This is only a complaint at this stage (Lowery v. Mills (WD Tex.)), so these are just the plaintiff’s allegations, but he’s represented by folks at the Institute for Free Speech, whose work I’ve generally found pretty reliable. (I e-mailed UT on Thursday to see if they had a statement and so far have not received a response.) From the IFS announcement:
A finance professor is suing University of Texas at Austin (UT) officials who threatened to punish him for criticizing the university by threatening his job, cutting his salary and removing his affiliation with UT’s Salem Center.
In a complaint filed in federal court in Austin, Dr. Richard Lowry, an associate professor of finance at UT-Austin’s McCombs School of Business, said officials at the state’s flagship university violated his constitutional right to criticize public officials. The suit also claims that the UT administration violated his right to academic freedom.

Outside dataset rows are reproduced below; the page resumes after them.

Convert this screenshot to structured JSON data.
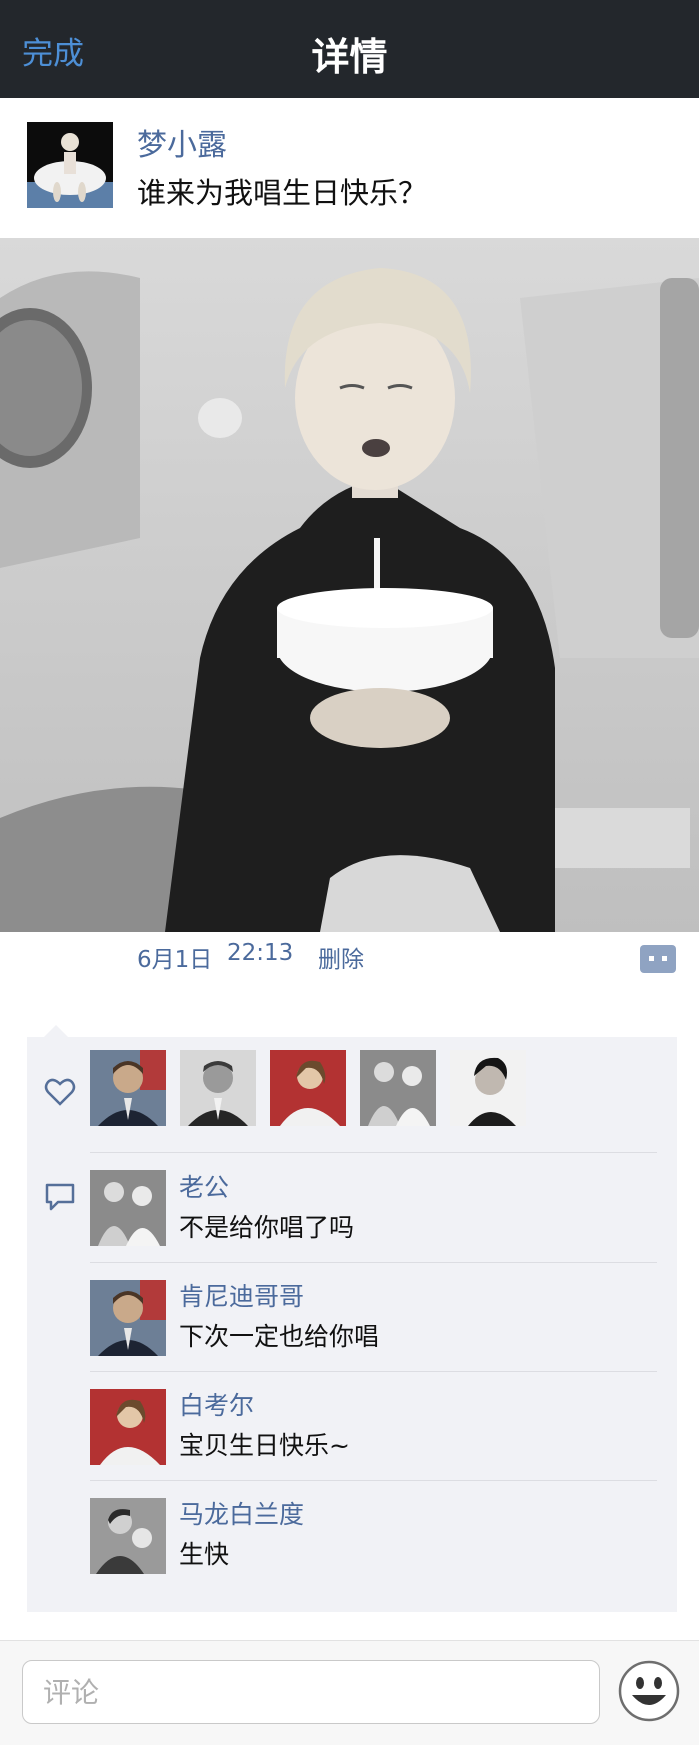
{
  "navbar": {
    "done_label": "完成",
    "title": "详情"
  },
  "post": {
    "author": "梦小露",
    "text": "谁来为我唱生日快乐？",
    "date": "6月1日",
    "time": "22:13",
    "delete_label": "删除"
  },
  "likes": {
    "users": [
      "kennedy-portrait",
      "robert-portrait",
      "bacall-portrait",
      "couple-portrait",
      "elvis-portrait"
    ]
  },
  "comments": [
    {
      "name": "老公",
      "text": "不是给你唱了吗"
    },
    {
      "name": "肯尼迪哥哥",
      "text": "下次一定也给你唱"
    },
    {
      "name": "白考尔",
      "text": "宝贝生日快乐~"
    },
    {
      "name": "马龙白兰度",
      "text": "生快"
    }
  ],
  "composer": {
    "placeholder": "评论"
  },
  "colors": {
    "navbar": "#23272c",
    "link_blue": "#4b6a9c",
    "done_blue": "#4d8fd6",
    "panel_bg": "#f1f2f6"
  }
}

Professor Lowry is well known for his strong commentary on university affairs. His articles have been widely published, incl mountains, The Texas Tribune, The Houston Chronicle, and College Fix. He questioned the UT administration’s vision of critical-race theory, affirmative action, academic freedom, merit-based performance measures, and the future of capitalism.
A key target of Professor Lowery’s criticism was the UT administration’s use of diversity, equity and inclusion (DEI) requirements to filter qualified academics who dissented from DEI ideals.
Lowery’s lawyers wrote in the complaint that UT’s administration “responded with a campaign to silence Lowery.”
Carlos Carvalho, another UT McCombs School business professor who is part of the McCombs School, began the campaign by pressing the executive director of the Salem Center for Public Policy, an academic institute. Lowry is an associate director and senior scholar at the Salem Center and reports to Carvalho.
In the summer of 2022, Sheridan Titman, one of the UT officials named in the lawsuit, told Carvalho, “We need to do something about Richard.” According to the lawsuit,” he added that [UT] the president [Jay] Hartzell and Dean [Lillian] Mills was upset about Lowery’s political advocacy.” Titman wanted to know ‘can we ask him to secure it?'”
Carvalho perceived this as a threat from Lowery’s directed Titman, but initially refused to report it. Carvalho explained to Titman that the First Amendment protected Professor Lowery’s right to free speech.
Nevertheless, administrators increased the pressure on Carvalho and Lowery. When Carvalho again resisted the call to rule Lowery in his speech. Dean Mills, the lead defendant in the case, threatened to remove Carvalho from his position as executive director. “I need not remind you that you serve at my pleasure,” he said.
These were among the UT administration’s threats to Lowery’s “jobs, salaries, institute affiliations, research opportunities. [and] Academic Freedom.”
Some in the administration even “allowed, or at least rescinded, a UT employee’s request that police monitor Lowery’s speech, because he might be communicating with politicians or other influential people.” … As one employee wrote, while urging campus police to monitor his now-protected tweets, “We’re more concerned about the people he’s reaching than him. Some of his supporters are writers, podcasters and politicians.” Lowery’s tweets frequently tagged the governor and lieutenant governor of Texas, raising the concern of the UT administration.
In addition to silencing Lowery’s speech, UT’s actions also “effectively removed a significant portion of his job responsibilities” as a UT professor by restricting his academic freedom. Defendants deprived him of his right to critical ideas, policies, appointments, … and otherwise participate in the life of the mind and academic conversation on equal terms with his peers on the faculty.” …